# Problem to solve
Some lines in the data below hold the string "example". Report how many, as a bare number.

═══ Extracted records

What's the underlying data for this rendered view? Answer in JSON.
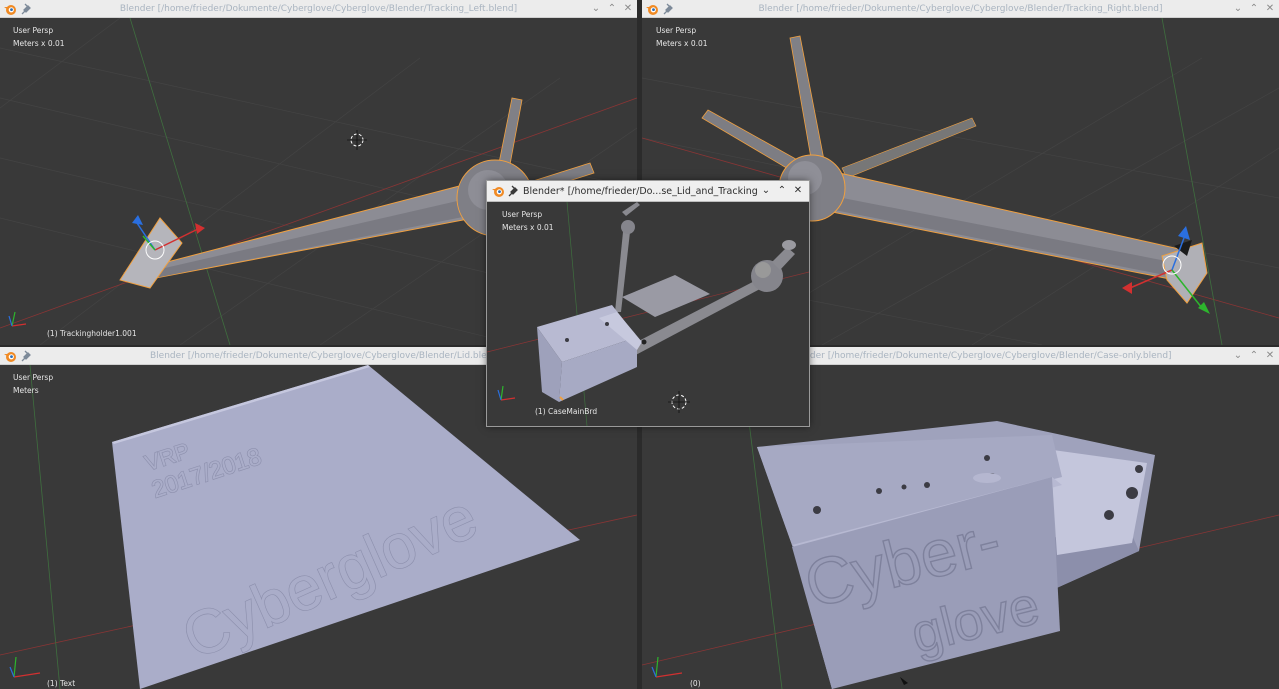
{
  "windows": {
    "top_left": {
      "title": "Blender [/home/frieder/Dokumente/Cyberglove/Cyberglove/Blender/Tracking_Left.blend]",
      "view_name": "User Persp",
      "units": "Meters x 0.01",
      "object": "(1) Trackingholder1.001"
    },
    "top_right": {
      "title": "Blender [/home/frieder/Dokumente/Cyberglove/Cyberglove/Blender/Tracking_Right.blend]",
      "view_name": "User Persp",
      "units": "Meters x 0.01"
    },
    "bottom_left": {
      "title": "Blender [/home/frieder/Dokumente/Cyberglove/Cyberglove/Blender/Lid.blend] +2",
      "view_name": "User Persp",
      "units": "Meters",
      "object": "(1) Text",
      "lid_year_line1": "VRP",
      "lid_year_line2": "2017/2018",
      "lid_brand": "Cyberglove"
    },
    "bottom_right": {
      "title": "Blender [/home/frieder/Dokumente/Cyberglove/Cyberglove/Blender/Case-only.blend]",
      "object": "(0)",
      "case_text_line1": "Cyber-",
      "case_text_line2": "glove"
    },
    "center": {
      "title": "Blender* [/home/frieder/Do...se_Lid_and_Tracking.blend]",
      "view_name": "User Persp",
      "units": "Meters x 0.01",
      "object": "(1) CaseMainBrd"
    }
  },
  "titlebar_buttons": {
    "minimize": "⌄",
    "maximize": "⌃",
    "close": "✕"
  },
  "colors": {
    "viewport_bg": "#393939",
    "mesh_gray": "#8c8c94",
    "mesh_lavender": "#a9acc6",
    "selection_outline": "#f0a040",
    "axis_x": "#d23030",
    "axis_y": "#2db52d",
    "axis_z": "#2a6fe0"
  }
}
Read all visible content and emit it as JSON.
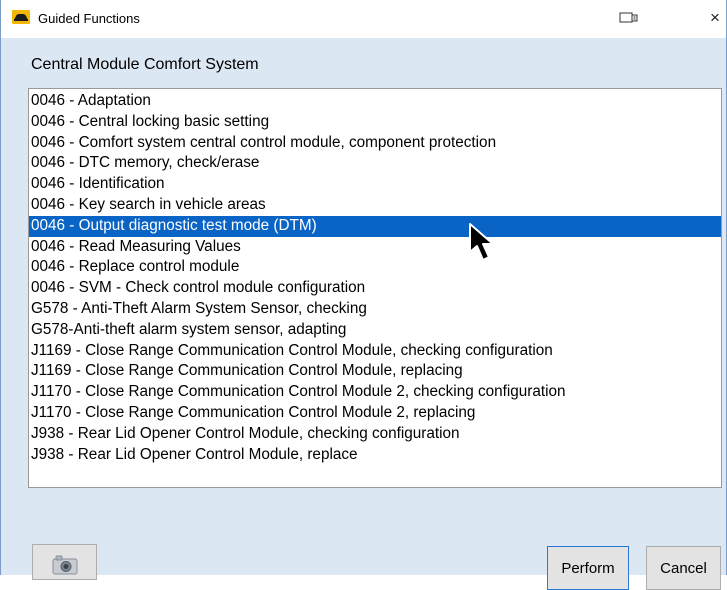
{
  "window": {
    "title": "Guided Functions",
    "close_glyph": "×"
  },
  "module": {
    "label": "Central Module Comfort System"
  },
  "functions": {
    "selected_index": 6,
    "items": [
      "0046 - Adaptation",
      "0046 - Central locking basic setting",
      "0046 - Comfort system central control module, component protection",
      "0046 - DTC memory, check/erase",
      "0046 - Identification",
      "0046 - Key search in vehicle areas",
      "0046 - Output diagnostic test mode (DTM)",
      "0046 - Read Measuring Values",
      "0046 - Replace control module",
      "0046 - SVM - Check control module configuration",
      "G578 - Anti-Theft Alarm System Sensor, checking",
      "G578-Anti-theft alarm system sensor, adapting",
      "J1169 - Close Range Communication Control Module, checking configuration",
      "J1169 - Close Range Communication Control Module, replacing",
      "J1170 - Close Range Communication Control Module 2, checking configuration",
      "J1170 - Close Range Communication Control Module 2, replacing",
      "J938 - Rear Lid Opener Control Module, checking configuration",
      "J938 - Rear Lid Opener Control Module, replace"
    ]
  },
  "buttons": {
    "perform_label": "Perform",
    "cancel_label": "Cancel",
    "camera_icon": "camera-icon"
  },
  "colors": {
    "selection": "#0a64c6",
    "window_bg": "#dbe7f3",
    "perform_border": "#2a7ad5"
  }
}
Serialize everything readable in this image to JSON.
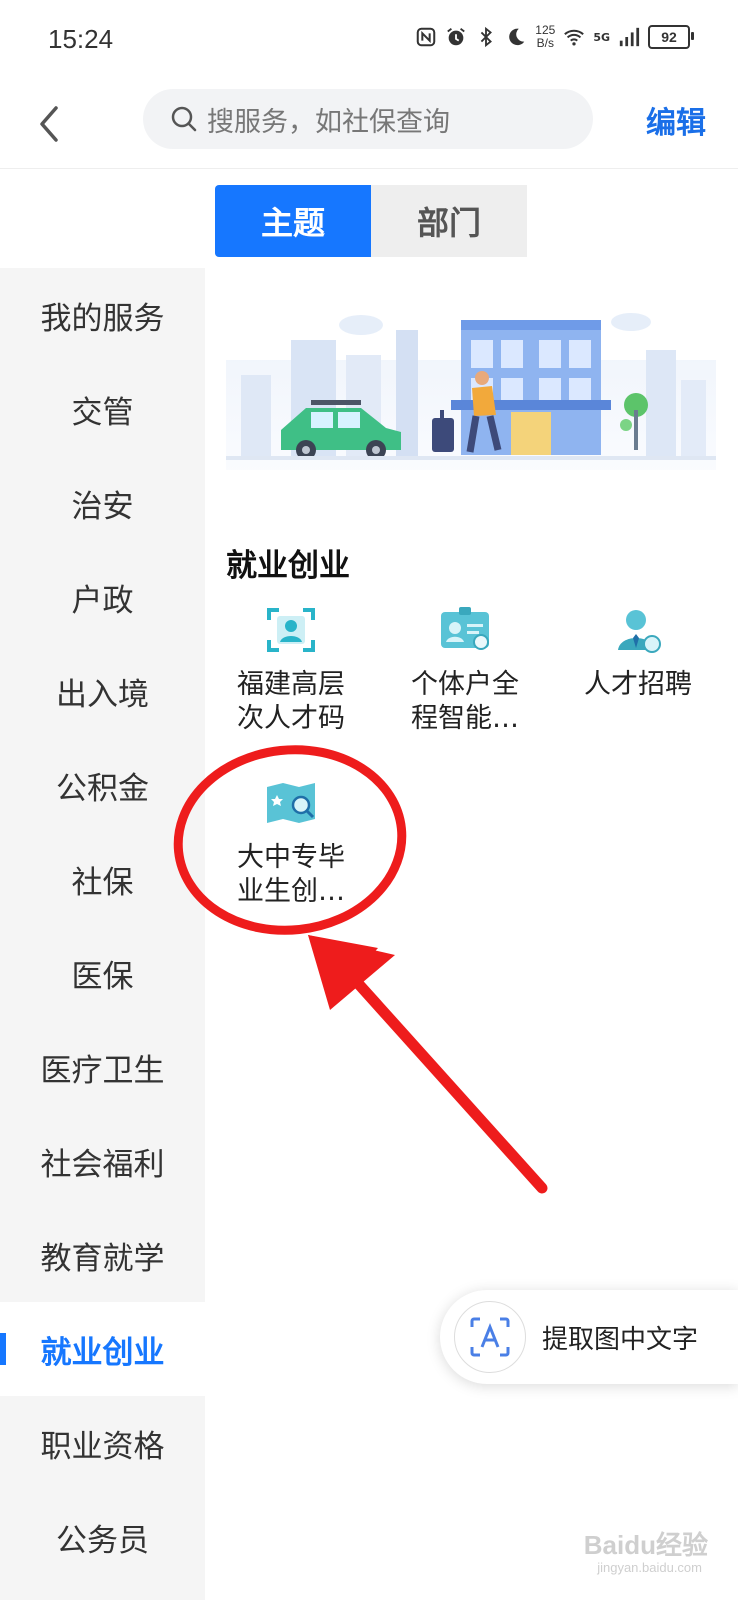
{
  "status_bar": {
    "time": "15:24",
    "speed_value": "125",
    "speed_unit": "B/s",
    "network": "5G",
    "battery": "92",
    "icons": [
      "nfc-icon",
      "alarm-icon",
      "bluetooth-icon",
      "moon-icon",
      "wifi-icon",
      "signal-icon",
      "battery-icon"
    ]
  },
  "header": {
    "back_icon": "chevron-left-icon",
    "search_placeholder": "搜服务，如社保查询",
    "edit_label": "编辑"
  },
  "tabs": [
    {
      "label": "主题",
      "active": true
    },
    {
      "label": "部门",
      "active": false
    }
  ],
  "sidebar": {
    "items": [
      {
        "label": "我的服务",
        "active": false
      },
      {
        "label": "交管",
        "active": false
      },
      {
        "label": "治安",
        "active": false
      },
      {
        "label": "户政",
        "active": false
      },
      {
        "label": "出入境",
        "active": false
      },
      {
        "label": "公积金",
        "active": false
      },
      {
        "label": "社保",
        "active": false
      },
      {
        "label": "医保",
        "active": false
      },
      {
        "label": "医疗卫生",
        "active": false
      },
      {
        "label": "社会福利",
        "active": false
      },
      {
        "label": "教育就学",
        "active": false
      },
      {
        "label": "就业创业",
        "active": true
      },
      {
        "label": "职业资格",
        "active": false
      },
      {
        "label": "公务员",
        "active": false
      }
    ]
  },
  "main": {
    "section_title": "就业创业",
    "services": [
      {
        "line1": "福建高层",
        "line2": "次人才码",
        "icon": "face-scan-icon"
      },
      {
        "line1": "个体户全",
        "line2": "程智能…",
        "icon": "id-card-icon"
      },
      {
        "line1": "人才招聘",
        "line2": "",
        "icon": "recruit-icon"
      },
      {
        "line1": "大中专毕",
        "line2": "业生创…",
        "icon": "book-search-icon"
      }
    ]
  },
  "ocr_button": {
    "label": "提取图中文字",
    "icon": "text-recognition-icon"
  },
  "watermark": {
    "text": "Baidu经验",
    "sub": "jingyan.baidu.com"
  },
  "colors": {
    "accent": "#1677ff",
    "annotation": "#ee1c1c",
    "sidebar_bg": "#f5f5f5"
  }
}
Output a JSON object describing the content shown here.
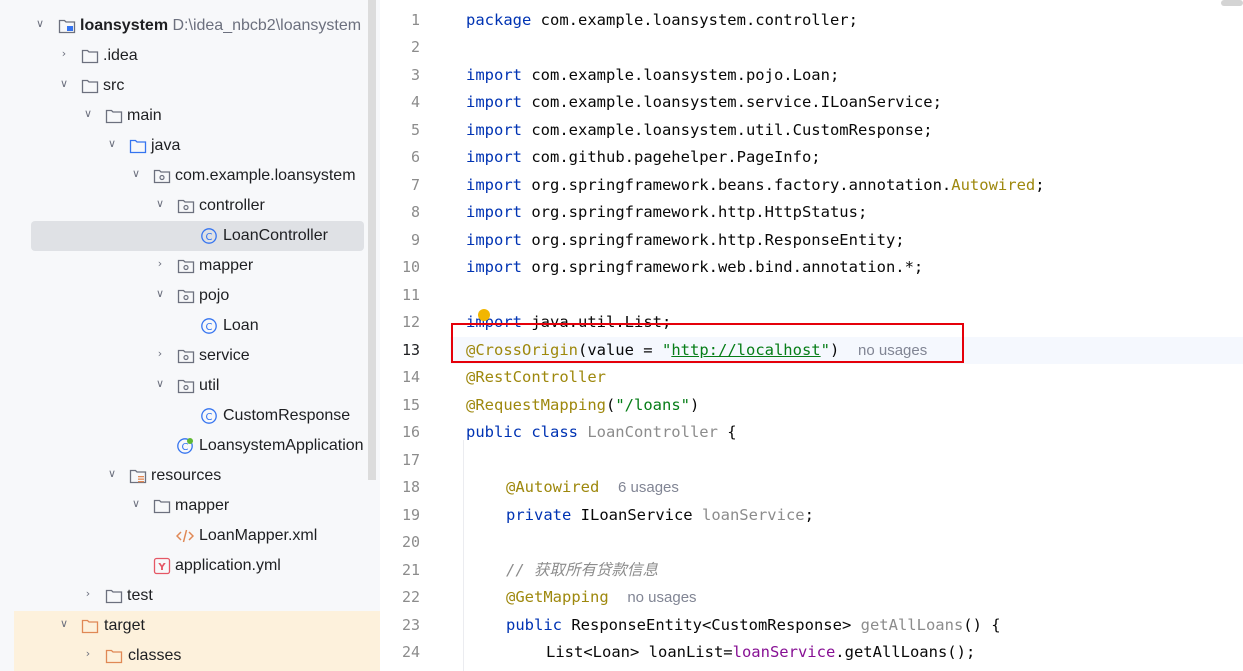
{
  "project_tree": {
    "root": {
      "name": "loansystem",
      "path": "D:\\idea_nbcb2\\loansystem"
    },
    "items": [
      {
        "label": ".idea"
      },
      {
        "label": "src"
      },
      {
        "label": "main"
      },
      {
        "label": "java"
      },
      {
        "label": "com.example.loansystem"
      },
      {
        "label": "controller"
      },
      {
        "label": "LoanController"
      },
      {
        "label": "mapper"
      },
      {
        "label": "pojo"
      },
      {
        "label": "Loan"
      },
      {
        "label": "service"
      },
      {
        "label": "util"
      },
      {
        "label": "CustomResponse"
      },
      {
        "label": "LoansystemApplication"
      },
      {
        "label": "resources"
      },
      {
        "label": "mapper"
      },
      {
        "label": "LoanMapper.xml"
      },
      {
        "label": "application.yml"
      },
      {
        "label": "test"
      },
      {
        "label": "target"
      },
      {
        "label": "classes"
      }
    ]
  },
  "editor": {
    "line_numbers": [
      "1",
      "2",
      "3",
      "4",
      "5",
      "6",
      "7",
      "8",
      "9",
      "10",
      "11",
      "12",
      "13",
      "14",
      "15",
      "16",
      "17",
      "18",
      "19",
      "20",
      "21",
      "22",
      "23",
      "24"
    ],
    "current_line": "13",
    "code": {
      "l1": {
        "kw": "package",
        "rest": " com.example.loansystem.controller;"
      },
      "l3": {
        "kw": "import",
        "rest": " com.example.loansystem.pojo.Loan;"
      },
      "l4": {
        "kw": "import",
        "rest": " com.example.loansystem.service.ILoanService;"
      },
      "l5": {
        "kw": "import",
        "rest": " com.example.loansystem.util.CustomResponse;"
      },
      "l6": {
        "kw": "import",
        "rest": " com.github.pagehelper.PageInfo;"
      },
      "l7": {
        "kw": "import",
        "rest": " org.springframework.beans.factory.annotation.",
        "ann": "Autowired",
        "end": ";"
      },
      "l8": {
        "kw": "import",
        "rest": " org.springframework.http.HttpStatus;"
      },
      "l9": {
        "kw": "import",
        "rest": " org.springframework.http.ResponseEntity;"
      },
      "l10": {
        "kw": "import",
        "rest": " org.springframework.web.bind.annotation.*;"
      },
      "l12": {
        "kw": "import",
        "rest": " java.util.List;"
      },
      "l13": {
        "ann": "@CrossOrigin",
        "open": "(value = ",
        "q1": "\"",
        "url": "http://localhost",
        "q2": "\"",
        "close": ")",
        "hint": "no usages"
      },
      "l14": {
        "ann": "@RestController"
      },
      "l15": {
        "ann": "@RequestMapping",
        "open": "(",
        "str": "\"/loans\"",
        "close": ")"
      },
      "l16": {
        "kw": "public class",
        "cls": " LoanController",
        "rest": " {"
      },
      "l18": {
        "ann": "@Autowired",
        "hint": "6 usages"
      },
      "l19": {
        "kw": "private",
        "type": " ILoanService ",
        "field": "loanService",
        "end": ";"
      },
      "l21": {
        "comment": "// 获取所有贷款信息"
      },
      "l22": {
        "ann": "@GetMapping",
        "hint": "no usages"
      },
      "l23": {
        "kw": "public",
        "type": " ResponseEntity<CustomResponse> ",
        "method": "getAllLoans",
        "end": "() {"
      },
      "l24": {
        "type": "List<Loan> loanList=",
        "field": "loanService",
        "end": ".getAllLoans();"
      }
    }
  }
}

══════

# Response for this exercise
5